Russian media quoted the ministry as saying that the Russian Su-27 was "dispatched to intercept the target" and "approached the aircraft staying at a safe distance, identified it as a U.S. strategic bomber B-52 and escorted it for some time."
The B-52, according to the ministry, was over international waters and flying near "Russia's state borders."
A spokesman for the U.S. European Command did not respond to request for comment.
Several B-52s, along with a contingent of maintenance troops arrived in the United Kingdom in recent days to participate in a series of NATO exercises happening this summer. Sabre Strike, one of the multinational exercises, began last month and will take place in Poland, Latvia and Lithuania during the coming weeks.
B-52 bombers first entered service in the 1950s and will fly long into the 21st century as the workhorse of the Air Force's bomber fleet. The hulking eight-engine aircraft are capable of holding 70,000 pounds of munitions and have been upgraded in past decades to drop everything from sea mines to nuclear-tipped cruise missiles. A detachment of the planes are currently participating in the air war against the Islamic State in Iraq and Syria.
Last month, a Russian aircraft came within 20 feet of a U.S. surveillance plane over the Baltic Sea in an incident the Pentagon called "routine." Additionally, U.S. aircraft intercepted a number of Russian bombers near the coast of Alaska in May.
NATO jets intercepted Russian aircraft more than 100 times near the Baltic States in 2016, according to data provided by the Lithuania Defense Ministry to a regional news agency. After Russia annexed Crimea and sent troops into eastern Ukraine in 2014, the number of NATO intercepts peaked at 160 in 2015.

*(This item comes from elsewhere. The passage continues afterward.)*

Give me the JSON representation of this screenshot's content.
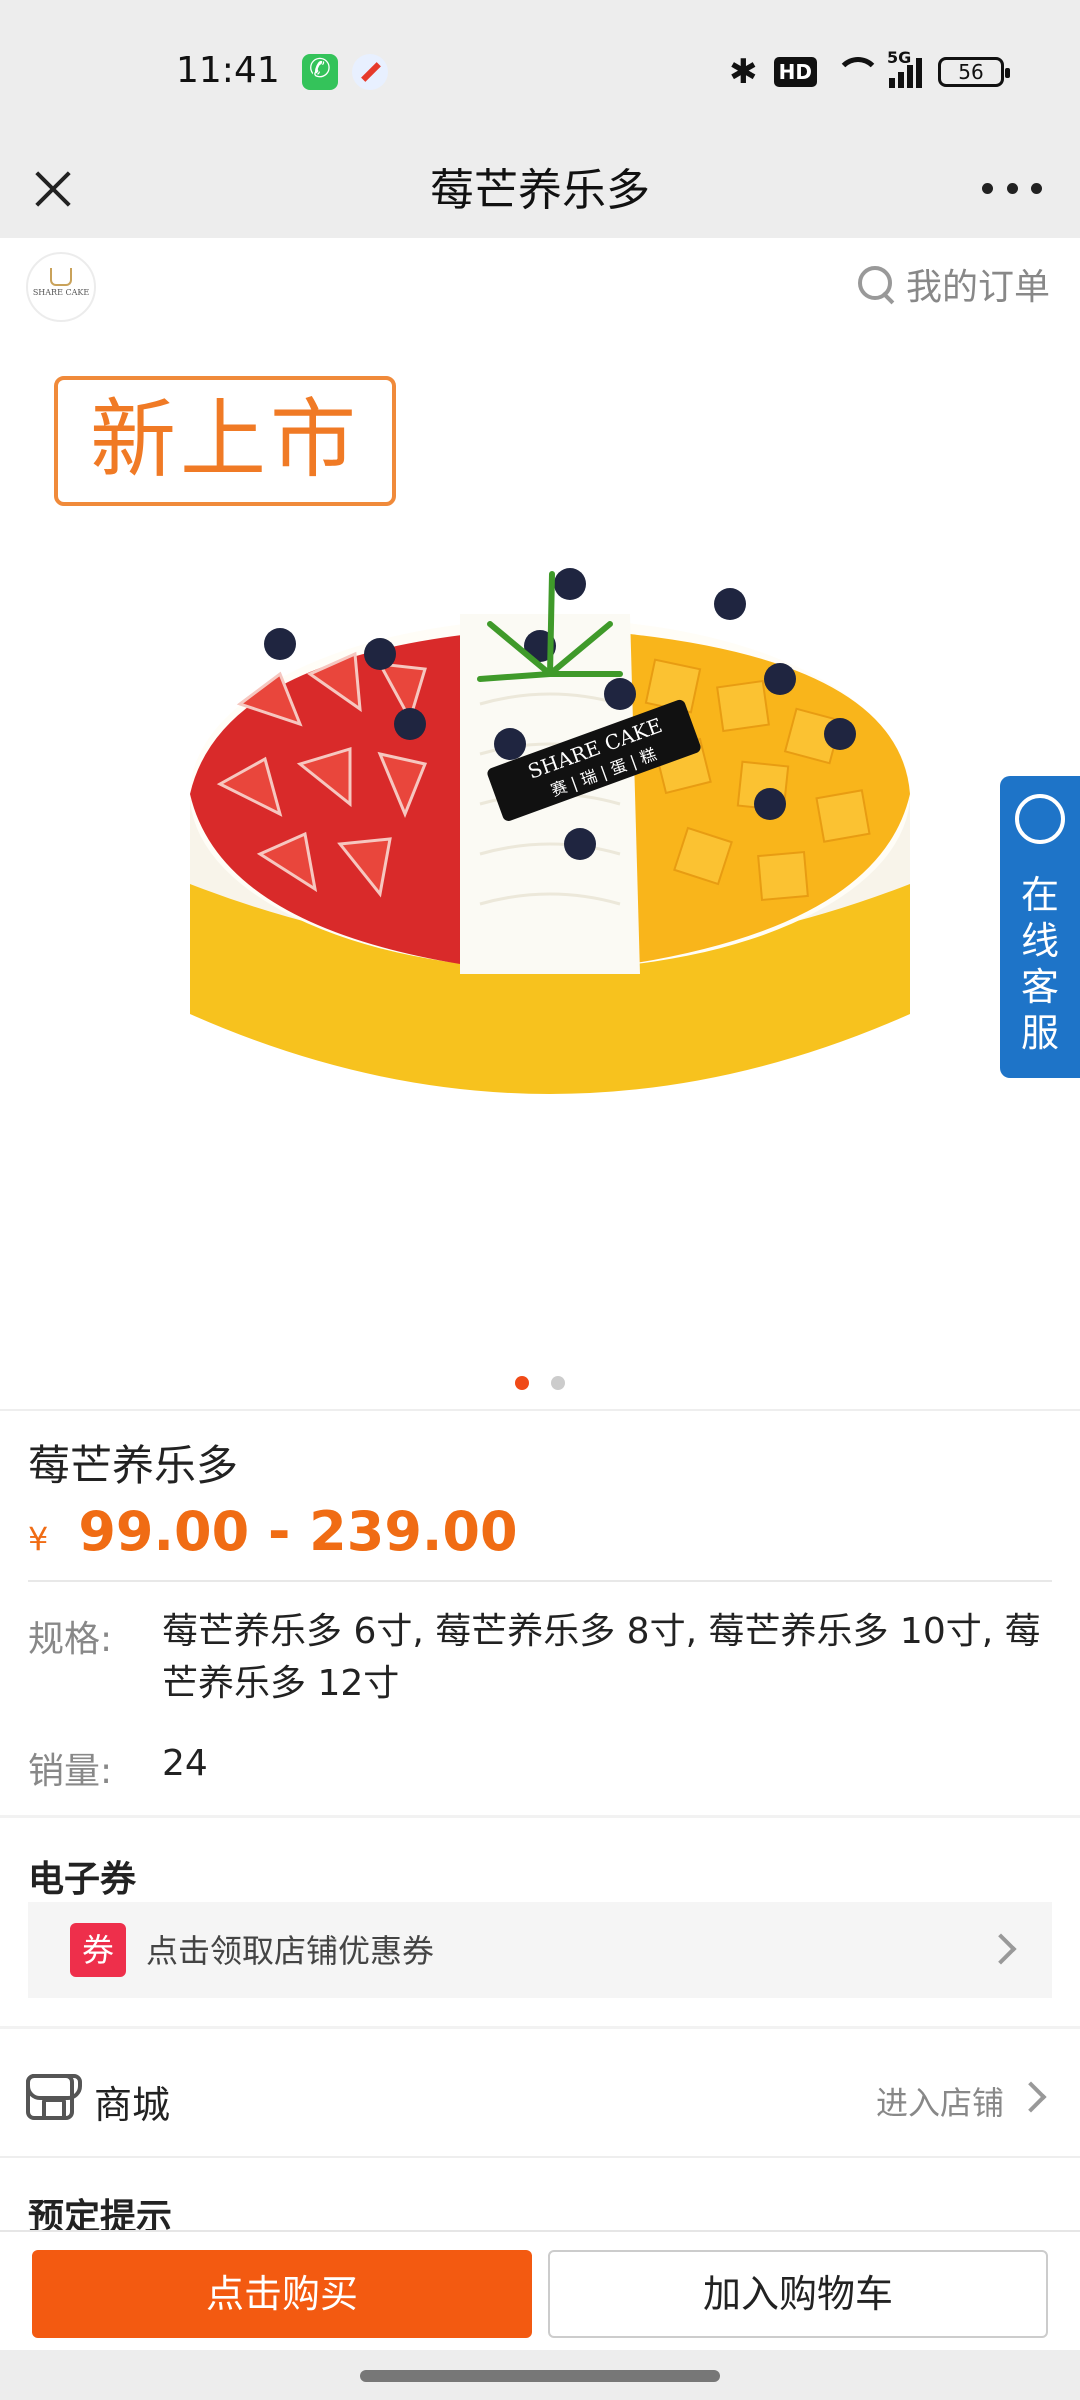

(Except for the headline, this story has not been edited by NDTV staff and is published from a syndicated feed.)